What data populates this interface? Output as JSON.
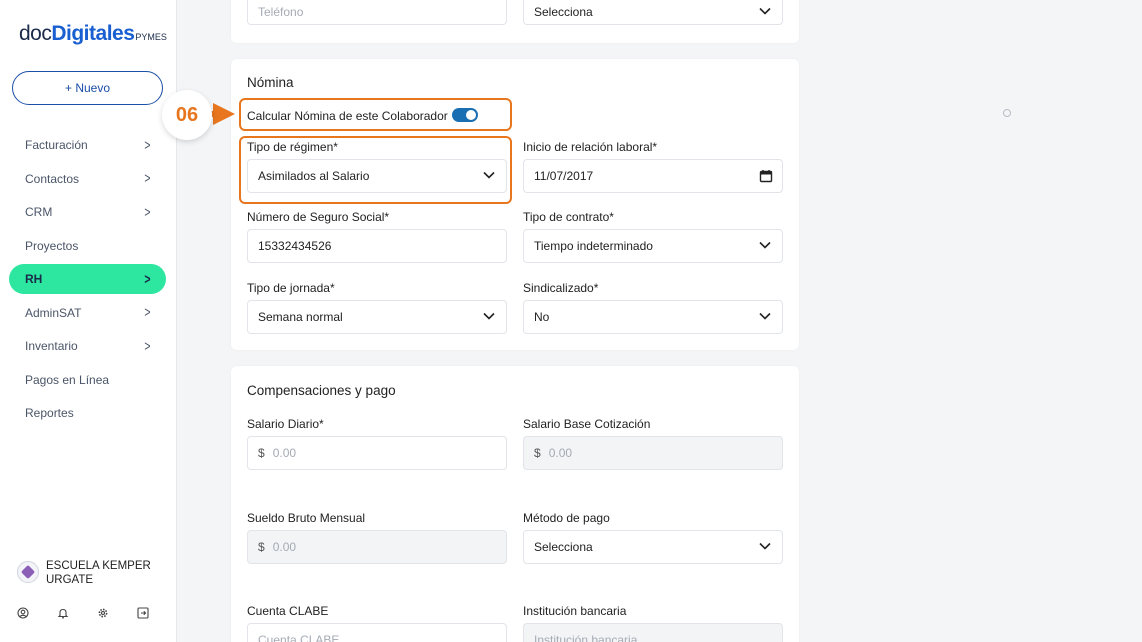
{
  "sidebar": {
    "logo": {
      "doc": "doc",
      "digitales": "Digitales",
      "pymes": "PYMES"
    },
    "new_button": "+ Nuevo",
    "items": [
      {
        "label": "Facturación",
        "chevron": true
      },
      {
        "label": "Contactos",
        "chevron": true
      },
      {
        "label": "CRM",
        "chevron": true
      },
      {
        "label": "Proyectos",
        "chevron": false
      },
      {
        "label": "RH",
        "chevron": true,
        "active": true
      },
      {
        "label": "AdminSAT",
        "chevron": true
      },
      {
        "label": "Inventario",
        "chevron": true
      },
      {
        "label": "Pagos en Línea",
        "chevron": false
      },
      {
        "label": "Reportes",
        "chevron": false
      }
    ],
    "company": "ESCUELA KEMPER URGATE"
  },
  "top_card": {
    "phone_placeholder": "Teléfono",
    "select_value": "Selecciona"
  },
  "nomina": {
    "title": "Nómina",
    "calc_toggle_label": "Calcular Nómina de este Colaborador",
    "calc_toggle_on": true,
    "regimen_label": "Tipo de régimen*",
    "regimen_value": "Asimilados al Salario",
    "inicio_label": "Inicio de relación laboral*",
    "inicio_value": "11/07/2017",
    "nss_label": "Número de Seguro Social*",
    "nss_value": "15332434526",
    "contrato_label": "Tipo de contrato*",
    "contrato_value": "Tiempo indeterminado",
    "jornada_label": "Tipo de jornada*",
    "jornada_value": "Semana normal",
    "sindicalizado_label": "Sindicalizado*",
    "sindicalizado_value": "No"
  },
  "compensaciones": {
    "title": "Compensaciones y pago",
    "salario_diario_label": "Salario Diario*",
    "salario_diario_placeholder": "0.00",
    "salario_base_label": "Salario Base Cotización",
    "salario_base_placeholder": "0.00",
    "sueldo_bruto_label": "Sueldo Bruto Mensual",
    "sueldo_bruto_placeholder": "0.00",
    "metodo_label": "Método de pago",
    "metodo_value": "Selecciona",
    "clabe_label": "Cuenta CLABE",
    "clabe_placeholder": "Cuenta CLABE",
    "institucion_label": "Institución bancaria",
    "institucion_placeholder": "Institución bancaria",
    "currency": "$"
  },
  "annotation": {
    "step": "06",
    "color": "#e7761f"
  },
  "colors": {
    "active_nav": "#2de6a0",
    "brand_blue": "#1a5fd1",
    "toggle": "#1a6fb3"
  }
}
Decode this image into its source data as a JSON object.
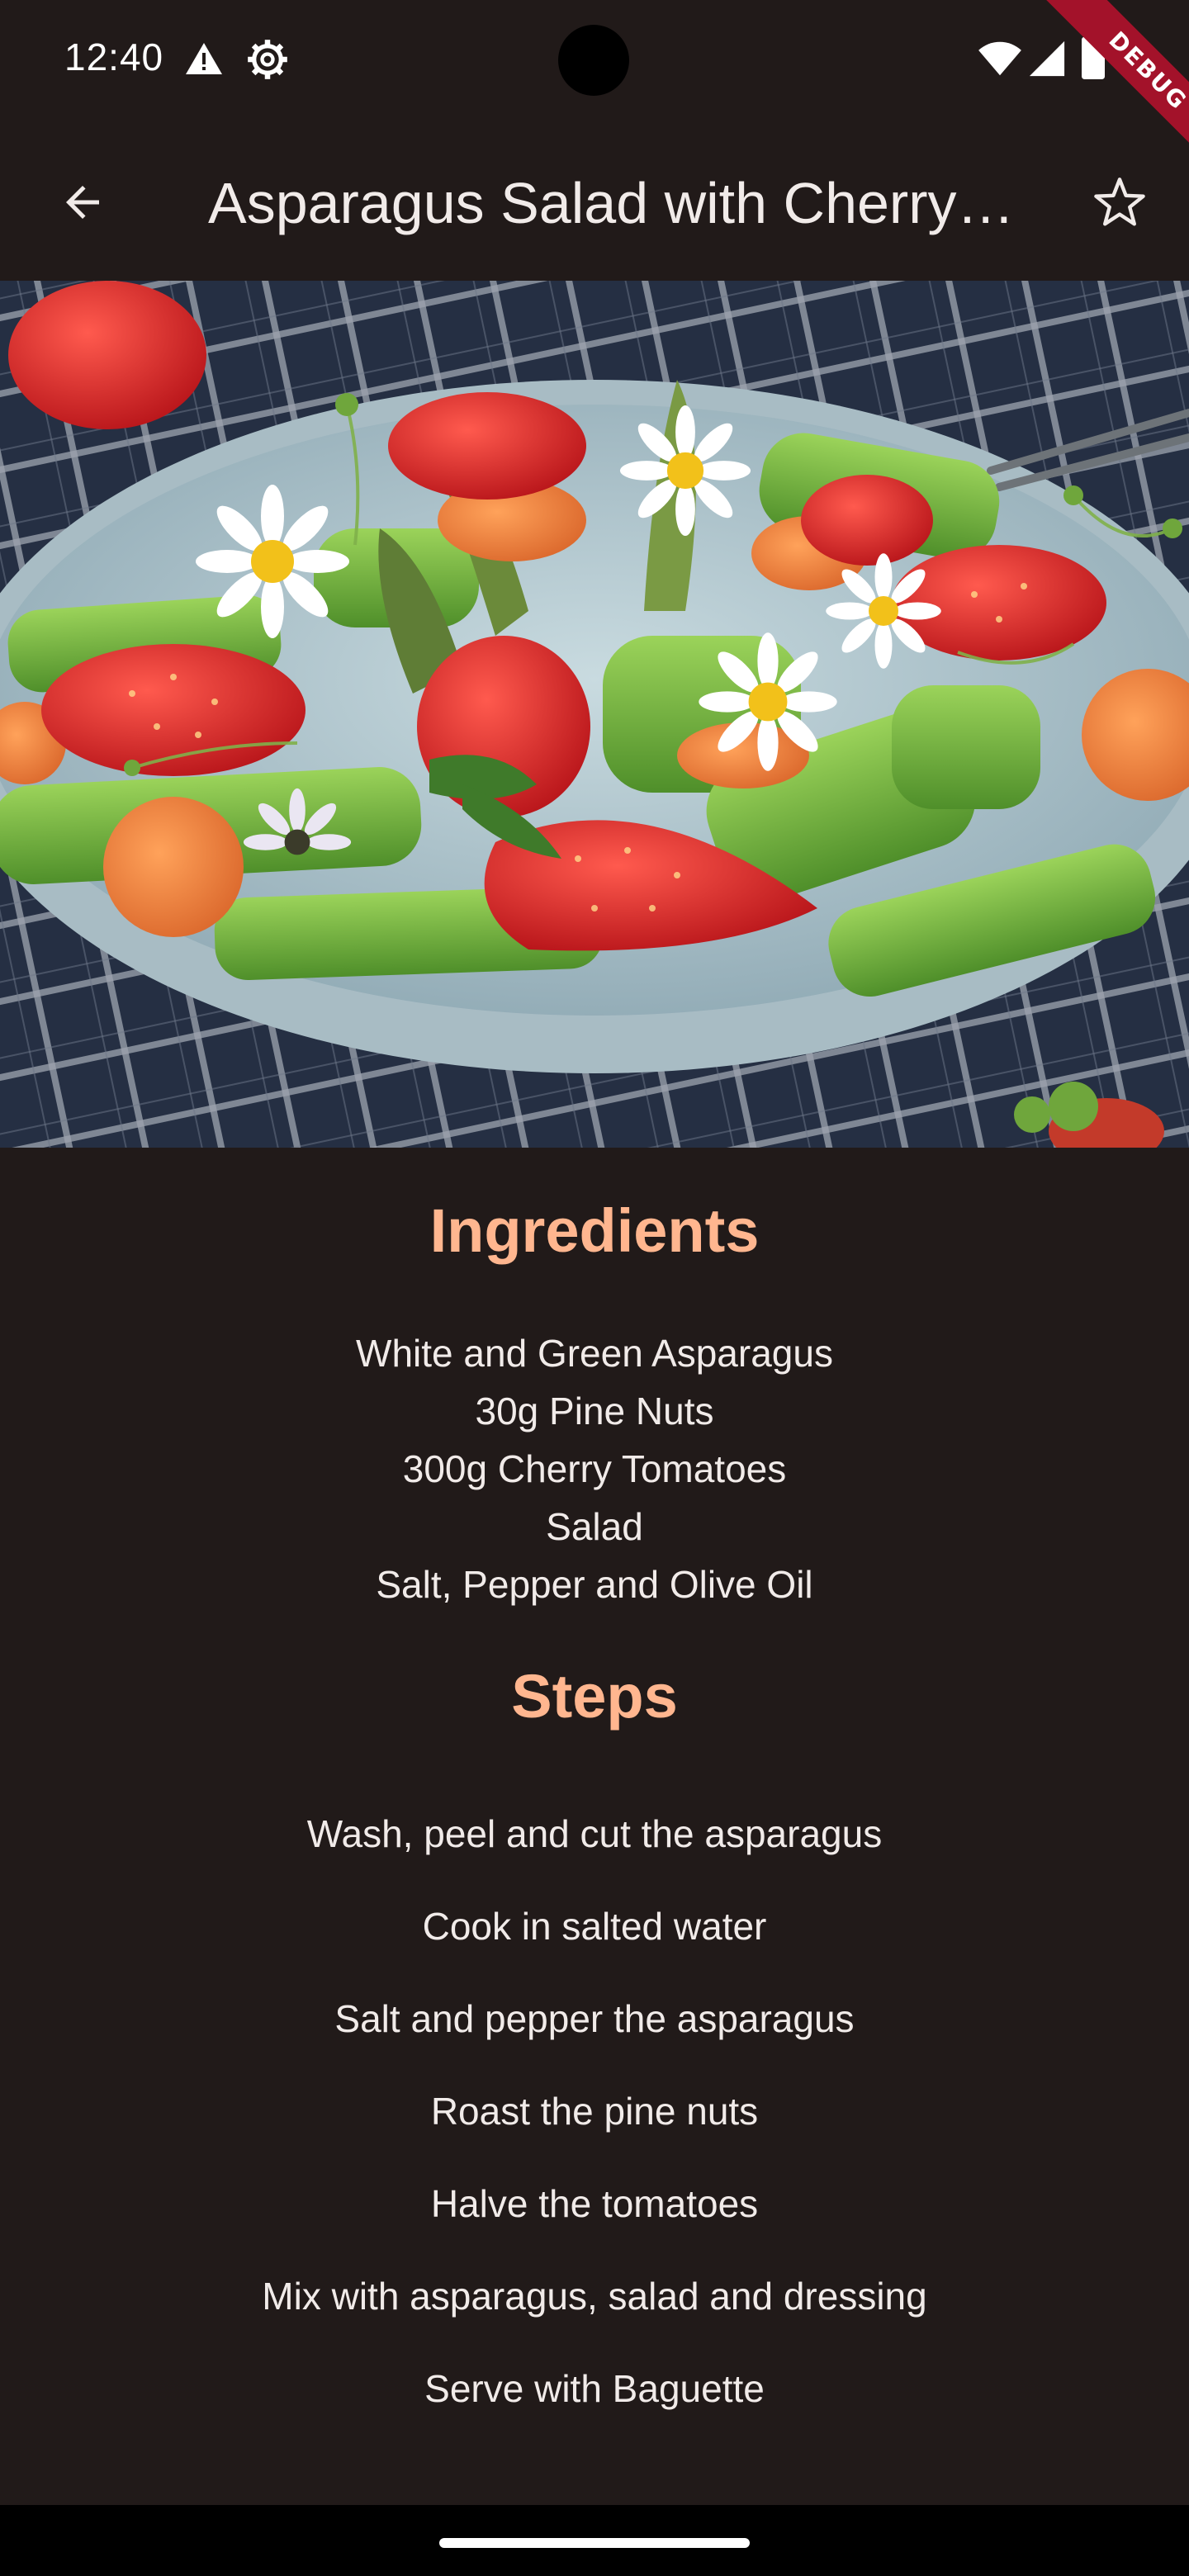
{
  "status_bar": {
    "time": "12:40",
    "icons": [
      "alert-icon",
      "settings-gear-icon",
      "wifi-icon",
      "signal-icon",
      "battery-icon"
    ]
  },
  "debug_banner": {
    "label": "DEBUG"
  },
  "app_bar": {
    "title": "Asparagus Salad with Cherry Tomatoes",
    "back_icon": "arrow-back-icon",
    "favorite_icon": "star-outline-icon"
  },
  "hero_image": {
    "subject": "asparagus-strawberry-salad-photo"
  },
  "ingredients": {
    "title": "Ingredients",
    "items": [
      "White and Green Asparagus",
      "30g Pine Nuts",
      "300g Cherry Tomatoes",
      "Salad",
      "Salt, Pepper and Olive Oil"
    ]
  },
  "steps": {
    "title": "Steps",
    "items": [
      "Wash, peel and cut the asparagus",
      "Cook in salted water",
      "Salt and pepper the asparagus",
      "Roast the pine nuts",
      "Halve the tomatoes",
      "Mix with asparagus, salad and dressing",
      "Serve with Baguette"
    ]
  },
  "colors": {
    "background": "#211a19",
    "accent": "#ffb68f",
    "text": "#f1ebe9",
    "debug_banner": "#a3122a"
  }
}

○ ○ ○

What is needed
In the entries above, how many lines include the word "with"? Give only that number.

Solution to the problem
3